(Beginning of Extracted material)
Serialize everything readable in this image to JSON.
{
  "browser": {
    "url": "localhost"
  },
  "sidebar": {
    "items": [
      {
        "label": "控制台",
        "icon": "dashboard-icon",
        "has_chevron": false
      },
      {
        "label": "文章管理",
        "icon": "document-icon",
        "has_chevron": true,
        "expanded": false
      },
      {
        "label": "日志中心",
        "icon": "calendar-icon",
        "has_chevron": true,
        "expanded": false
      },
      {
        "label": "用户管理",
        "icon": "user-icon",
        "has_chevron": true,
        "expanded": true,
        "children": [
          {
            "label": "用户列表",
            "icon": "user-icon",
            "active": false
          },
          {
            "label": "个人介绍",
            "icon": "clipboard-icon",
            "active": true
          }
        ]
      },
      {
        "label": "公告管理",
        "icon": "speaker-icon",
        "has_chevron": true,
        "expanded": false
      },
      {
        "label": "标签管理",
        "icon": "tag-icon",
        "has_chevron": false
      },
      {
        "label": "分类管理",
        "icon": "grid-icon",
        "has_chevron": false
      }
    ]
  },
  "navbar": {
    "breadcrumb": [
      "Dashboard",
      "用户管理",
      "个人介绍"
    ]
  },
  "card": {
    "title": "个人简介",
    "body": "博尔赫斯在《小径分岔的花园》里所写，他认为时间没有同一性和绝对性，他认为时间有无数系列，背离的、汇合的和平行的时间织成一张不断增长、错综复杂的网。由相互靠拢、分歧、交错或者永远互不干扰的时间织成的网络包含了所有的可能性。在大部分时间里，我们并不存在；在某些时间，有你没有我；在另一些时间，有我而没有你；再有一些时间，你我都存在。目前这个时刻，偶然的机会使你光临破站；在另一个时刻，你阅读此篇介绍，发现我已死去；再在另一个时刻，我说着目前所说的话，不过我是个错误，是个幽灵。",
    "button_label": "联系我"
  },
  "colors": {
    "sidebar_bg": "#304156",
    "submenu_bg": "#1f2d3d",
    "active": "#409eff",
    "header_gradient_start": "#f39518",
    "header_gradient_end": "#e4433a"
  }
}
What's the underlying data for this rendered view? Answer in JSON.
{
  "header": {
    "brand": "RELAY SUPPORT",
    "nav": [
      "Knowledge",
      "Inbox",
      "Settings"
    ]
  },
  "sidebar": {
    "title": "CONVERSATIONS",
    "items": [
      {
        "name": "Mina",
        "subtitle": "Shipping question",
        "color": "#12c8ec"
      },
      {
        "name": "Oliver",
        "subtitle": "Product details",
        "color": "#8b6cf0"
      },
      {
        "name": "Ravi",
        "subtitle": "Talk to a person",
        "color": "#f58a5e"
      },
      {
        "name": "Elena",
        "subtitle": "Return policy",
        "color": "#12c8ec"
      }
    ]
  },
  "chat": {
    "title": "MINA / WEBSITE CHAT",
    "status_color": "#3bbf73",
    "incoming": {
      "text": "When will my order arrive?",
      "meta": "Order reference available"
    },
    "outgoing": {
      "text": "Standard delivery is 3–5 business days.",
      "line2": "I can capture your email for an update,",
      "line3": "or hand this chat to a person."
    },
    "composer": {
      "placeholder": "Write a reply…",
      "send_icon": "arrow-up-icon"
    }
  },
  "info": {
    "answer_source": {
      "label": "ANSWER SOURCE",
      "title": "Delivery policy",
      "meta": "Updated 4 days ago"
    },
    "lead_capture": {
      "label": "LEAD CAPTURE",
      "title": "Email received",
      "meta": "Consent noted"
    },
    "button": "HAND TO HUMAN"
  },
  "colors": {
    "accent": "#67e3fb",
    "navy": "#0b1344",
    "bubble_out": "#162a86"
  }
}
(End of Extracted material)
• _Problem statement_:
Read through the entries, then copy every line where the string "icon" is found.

• _Response for this exercise_:
        "icon": "dashboard-icon",
        "icon": "document-icon",
        "icon": "calendar-icon",
        "icon": "user-icon",
            "icon": "user-icon",
            "icon": "clipboard-icon",
        "icon": "speaker-icon",
        "icon": "tag-icon",
        "icon": "grid-icon",
      "send_icon": "arrow-up-icon"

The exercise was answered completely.